Summary: Characteristics of Transposable Element Exonization
within Human and Mouse
Noa Sela1
, Britta Mersch2
, Agnes Hotz-Wagenblatt2
*, Gil Ast1
*
1 Department of Human Molecular Genetics, Sackler Faculty of Medicine, Tel Aviv University, Tel Aviv, Israel, 2 Department of Molecular Biophysics, German Cancer
Research Center (DKFZ), Heidelberg, Germany
Abstract
Insertion of transposed elements within mammalian genes is thought to be an important contributor to mammalian
evolution and speciation. Insertion of transposed elements into introns can lead to their activation as alternatively spliced
cassette exons, an event called exonization. Elucidation of the evolutionary constraints that have shaped fixation of
transposed elements within human and mouse protein coding genes and subsequent exonization is important for
understanding of how the exonization process has affected transcriptome and proteome complexities. Here we show that
exonization of transposed elements is biased towards the beginning of the coding sequence in both human and mouse
genes. Analysis of single nucleotide polymorphisms (SNPs) revealed that exonization of transposed elements can be
population-specific, implying that exonizations may enhance divergence and lead to speciation. SNP density analysis
revealed differences between Alu and other transposed elements. Finally, we identified cases of primate-specific Alu
elements that depend on RNA editing for their exonization.

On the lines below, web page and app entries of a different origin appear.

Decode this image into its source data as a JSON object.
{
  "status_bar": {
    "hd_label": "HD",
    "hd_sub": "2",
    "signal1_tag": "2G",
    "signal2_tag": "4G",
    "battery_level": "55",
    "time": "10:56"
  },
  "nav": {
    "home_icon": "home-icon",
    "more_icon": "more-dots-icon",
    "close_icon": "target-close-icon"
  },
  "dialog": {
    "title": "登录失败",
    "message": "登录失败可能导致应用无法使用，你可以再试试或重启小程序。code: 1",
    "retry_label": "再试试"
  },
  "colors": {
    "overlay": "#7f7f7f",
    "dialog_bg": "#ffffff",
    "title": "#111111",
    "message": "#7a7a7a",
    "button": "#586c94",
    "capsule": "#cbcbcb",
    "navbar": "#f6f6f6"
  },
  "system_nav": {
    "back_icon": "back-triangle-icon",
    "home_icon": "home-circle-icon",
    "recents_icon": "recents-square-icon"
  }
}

These results shed light on TE fixation and the exonization

  

Source: Ast, Gil - Department of Molecular Genetics and Biochemistry, Tel Aviv University

 

Collections: Biology and Medicine